    No matter who you are, where you work, and the time/budget/resources/talent that you have at your disposal to carry on your campaigns for conquest of the world the unassailable fact is that someone out there has access to more/better/faster/smarter than you. 

    Unless you are a recruiter or Talent pro at Google. Then you have already won, and there is no need to read any further.

    But if you are not in that prime position of recruiting for or managing talent at the clear market or geographic top dog then from time to time you run into what are 'competitive disadvantages' in your efforts to find, attract, coach, develop, retain, and squeeze the best performance from your workforce.

    Someone else can offer a better starting salary to college recruits.

    Someone else has a better, more comprehensive benefits program.

    Someone else has won a few of those 'Best Places to Work' awards, (the ones you can't be bothered to fill out the application for).

    Someone else has a reputation for sticking with their strategy, even when times are tough, and not announcing layoffs three days after posting record earnings.

    You get the idea. No matter how great you are, someone out there is probably doing it better.

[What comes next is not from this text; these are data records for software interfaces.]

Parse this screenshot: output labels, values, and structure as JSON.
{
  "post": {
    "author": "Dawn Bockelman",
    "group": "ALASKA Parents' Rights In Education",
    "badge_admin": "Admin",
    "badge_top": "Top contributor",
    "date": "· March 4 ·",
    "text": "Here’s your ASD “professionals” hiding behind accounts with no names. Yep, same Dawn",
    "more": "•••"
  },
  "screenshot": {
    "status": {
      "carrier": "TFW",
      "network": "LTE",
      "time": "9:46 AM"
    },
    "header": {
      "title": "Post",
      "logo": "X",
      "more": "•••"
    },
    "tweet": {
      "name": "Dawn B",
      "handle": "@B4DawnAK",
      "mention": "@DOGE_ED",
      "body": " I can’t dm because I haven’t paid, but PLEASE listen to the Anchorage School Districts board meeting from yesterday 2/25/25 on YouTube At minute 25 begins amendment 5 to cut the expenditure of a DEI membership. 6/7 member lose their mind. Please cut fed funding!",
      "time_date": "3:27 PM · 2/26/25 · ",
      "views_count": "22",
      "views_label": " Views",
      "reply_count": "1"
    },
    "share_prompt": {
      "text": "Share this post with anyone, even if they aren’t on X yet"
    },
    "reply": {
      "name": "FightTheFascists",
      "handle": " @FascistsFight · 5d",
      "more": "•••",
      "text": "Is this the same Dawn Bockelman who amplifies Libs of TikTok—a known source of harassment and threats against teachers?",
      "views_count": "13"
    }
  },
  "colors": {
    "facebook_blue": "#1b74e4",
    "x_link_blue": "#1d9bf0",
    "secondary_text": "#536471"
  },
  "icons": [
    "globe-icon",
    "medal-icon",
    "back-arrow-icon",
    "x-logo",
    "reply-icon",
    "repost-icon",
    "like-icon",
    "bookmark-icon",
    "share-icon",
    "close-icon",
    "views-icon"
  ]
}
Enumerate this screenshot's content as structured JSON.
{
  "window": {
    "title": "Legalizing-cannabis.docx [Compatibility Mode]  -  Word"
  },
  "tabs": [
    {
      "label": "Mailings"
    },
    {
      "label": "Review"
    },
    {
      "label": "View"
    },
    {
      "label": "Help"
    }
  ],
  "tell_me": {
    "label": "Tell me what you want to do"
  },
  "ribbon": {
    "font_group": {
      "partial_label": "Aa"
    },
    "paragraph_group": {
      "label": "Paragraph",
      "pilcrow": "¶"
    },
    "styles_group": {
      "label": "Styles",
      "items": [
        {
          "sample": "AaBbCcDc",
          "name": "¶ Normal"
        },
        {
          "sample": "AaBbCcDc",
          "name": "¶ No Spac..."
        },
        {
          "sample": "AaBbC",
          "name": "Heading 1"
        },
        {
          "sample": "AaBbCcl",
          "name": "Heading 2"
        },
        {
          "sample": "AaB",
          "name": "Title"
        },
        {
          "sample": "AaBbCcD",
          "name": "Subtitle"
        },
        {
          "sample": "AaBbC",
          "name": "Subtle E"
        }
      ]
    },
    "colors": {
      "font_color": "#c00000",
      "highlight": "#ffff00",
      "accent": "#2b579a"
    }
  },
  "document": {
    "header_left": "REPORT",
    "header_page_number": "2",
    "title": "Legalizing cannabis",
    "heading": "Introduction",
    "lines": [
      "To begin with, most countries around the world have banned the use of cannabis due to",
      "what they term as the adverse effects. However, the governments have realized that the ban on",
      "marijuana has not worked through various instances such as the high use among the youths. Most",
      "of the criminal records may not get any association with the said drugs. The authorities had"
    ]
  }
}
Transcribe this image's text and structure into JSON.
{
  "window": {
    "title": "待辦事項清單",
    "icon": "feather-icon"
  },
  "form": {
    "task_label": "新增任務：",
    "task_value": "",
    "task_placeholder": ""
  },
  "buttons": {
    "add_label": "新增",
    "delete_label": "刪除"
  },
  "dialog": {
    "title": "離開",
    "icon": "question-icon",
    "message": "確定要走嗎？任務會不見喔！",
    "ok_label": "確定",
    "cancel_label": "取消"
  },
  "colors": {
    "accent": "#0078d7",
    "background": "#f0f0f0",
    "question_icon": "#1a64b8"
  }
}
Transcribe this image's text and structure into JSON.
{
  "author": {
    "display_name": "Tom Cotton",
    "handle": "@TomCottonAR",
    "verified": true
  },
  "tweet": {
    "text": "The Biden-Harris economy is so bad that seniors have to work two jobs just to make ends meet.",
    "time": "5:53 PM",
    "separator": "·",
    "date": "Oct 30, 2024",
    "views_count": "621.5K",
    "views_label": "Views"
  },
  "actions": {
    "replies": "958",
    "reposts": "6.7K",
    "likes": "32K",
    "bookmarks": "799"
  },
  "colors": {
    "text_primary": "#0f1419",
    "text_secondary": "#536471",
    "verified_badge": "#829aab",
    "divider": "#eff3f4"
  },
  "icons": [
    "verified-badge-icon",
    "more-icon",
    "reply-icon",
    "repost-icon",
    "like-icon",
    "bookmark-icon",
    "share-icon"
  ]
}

    You can let your relative disadvantage be that crutch you rely on, and the excuse you fall back on when explaining why you can compete with the better funded, faster, sexier, and generally 'not that different that you, just not as obviously dysfunctional' others in your space.

    Or you can take a page from the Triqui Indian (or Mexico) boys basketball team, and not only compete, but win and dominate an international competition while PLAYING BAREFOOT.

    From a CNN piece describing the team and the tournament:

    Despite most of the team being of short stature and playing barefoot, the Triqui Indian boys from Mexico won the championship -- and the hearts of many -- at the International Festival of Mini-Basketball held in Argentina.

    Their coach, Sergio Zuniga explains that playing barefoot is a reflection of the poverty in their community in the state of Oaxaca.

    "The boys train barefoot, they always walk barefoot. There are no resources to buy shoes," Zuniga commented in an interview with the Basketball Federation of the Province of Cordoba, where the tournament was held.

    The seven games against six local teams ended with incredible scores: 86-3 over Celestes; 22-6 against Cordoba University; 72-16 against Central; 82-18 over Hindu; 44-12 against Monteeis and 40-16 over Regatas de Mendoza.

    The National Sports and Physical Culture Commission of Mexico named the team as the "Barefoot Giants of the Mountains."


    A team of poor, short, and certainly disadvantages and barefoot kids from the mountains of Mexico remind us that whatever barriers or obstacles or 'It's not fair' complaints that we might offer up are just about always pretty hollow, and kind of meaningless.

    The message?

    Find a way. Don't settle. Don't let the competition beat you before the game has even started.

    And don't underestimate the determination of a foe that by virtue of playing through some remarkable challenges have become much, much tougher than you realize.